HistoriCorps Project – July, 2015
On-site Product Training with HistoriCorps
When you’re in the business of selling high-performance epoxy products for professional restoration projects, product demonstrations are a regular occurrence. However- the opportunity I had last week to demonstrate our products to one of the HistoriCorps field crews was anything but “regular”.
The HistoriCorps organization is a not-for-profit preservation initiative that utilizes unique partnerships in order to save and sustain historic places for public benefit. Their projects are undertaken by a small field staff with a heavy reliance on volunteer participation in order to complete their projects in the allotted time frame, typically on a very tight budget.
I was introduced to the organization by an Abatron customer, Bob Jackson, who has volunteered on two HistoriCorps projects. Upon returning from his first trip, he immediately recognized how our products would be valuable tools for the HistoriCorps groups. Necessary wood repairs and concrete repairs are commonplace for the types of sites that the group works on. Bob put me in touch with Rebecca Curry, the Volunteer and Communications Manager for HistoriCorps, and she coordinated a product demonstration and a few hours of volunteer epoxy repair work at one of their current projects.
I was invited to visit the jobsite at Mather-Klauer Lodge which is located on Grand Island in Lake Superior, just off the coast of Michigan’s Upper Peninsula. The island has been managed by the United States Forest Service as part of the Hiawatha National Forest since it was purchased as a recreation area in 1990. The lodge itself was built in 1901 and was used as a shelter for hunters during a period where a majority of the island was used as a game preserve owned by William Gwinn Mather. The lodge now serves as a museum on the island and also hosts archeological field schools.
The scope of the Mather-Klauer Lodge project included:
- Removing and replacing sill logs
- Cleaning and repointing the stone foundation
- Rehabilitating windows and dormers
- Repairing deteriorated brick chimney stacks
- Replacing missing balustrades on the porch
I arrived at Grand Island on Wednesday morning of the second week of a 4 week project. After the short ferry ride to the island, I was met by Denis Moran, the project supervisor. He escorted me to the lodge and introduced me to Jon Williams, the crew leader, and the rest of the volunteer staff. It was a small, but very enthusiastic group that was eager to learn the process and the capabilities of our wood repair products, LiquidWood® and WoodEpox®.
Before my presentation I was graciously given full access to the box of bug spray in the supply trailer. Without it, I would have been absolutely consumed by the swarms of mosquitoes on the island. I give everyone involved in the project a lot of credit for dealing with the harsh work conditions.
Aside from the bugs, the product demonstration went smoothly. I showed the crew the benefits of using LiquidWood to solidify soft, spongy wood without the need to remove and cut out the areas that can effectively be consolidated. The structural nature of LiquidWood impressed the HitoriCorps audience and we discussed how we could immediately utilize the product on some of the Mather-Klauer Lodge sill logs.

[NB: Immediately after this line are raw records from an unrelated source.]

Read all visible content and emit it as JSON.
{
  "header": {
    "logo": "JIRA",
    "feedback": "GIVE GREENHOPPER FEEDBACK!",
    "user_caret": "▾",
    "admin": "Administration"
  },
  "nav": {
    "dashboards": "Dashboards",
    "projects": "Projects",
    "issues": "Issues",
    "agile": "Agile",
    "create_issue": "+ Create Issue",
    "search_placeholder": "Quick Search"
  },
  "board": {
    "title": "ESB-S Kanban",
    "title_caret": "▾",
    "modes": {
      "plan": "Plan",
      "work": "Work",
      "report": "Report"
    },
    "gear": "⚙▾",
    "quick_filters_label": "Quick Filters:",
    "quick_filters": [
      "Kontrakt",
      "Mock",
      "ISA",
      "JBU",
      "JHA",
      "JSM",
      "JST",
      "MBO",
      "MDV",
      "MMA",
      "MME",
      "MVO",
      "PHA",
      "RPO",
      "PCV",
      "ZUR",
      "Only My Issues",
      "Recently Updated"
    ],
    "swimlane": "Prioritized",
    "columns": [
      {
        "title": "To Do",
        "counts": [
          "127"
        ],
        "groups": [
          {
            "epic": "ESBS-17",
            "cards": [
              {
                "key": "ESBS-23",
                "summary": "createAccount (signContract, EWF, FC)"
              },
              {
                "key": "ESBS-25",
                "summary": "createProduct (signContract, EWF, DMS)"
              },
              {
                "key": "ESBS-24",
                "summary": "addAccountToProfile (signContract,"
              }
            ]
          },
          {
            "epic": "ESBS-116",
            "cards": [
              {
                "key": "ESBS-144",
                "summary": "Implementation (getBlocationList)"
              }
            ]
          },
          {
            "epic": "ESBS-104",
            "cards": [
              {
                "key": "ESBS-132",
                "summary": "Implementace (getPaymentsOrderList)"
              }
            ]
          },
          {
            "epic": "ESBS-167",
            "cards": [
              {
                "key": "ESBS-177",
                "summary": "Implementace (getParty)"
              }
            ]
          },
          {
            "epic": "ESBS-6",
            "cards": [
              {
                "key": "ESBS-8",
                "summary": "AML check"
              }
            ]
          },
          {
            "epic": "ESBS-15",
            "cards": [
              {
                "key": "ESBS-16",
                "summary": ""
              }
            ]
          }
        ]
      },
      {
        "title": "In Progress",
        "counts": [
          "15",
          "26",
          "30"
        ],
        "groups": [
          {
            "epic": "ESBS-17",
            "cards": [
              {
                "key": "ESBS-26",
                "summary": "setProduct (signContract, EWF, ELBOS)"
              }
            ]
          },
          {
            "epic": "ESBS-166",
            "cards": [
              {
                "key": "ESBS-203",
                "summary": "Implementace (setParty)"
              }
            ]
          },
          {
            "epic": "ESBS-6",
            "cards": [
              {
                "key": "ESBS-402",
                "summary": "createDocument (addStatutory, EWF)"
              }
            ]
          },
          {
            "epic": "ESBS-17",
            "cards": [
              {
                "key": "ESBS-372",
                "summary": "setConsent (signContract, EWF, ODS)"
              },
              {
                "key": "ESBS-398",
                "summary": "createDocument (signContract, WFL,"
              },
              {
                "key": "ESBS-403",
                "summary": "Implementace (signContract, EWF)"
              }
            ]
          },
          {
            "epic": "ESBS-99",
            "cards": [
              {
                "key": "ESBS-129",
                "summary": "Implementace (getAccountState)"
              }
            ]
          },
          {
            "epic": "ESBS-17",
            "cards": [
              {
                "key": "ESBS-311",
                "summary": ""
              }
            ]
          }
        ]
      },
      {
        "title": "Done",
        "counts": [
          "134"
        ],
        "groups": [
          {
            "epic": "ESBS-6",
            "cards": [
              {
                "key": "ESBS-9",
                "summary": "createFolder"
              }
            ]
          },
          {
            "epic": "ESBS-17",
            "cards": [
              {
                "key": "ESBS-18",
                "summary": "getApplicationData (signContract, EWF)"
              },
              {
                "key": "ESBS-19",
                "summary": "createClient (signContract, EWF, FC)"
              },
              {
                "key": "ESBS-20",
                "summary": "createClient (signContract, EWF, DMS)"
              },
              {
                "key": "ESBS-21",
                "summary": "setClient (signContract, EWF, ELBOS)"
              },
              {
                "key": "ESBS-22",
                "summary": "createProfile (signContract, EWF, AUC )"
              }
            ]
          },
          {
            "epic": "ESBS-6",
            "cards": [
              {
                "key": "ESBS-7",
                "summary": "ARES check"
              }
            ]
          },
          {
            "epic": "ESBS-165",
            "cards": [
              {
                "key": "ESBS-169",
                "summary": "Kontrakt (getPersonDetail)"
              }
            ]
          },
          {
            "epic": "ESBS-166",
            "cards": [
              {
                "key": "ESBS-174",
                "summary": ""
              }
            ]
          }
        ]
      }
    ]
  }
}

I also introduced the crew to WoodEpox, a light-weight epoxy wood filler which replaces missing sections of wood. After demonstrating the workability and easy application methods for WoodEpox, the volunteers retrieved several window sashes that required both consolidation with LiquidWood and some patching with WoodEpox.
Immediately after the demonstration, the crew and I got to work! A few of the volunteers returned to their posts, replacing the missing balustrades on the porch and staining the wooden shakes on the lodge’s dormers. A couple of the other volunteers joined me in working on the window repairs and the damaged sill logs. The window repairs were relatively small patches, but by making them we were able to salvage the original sashes and prevent the need to make entirely new window parts.
The most impressive repair we worked on was the artistic application of WoodEpox to the south-facing damaged sill log. There was one area in particular that was missing a fair amount of wood, and matching the color of the surrounding logs was a concern. After applying LiquidWood, we mixed a combination of colored powdered pigments into the WoodEpox, and then “broom finised” the repair before the epoxy cured. By doing this we were able to create a patch that is virtually invisible to the unsuspecting eye.
This was by-far one of the most enjoyable and rewarding product presentations I’ve ever been a part of. I was able to learn a great deal about the history of the job site and it was inspiring to work with the volunteers that were donating their time and efforts in order to preserve a place that would otherwise be without the funding for proper maintenance.
To see the rest of the pictures I took, visit the ABATRON FACEBOOK page.
The tinted and brushed WoodEpox blends in to the original log.
For information on volunteering or donating to the HistoriCorps group, visit http://historicorps.org/volunteer/.
If you have further questions about the capabilities of Abatron’s wood repair products, please call 800-445-1754.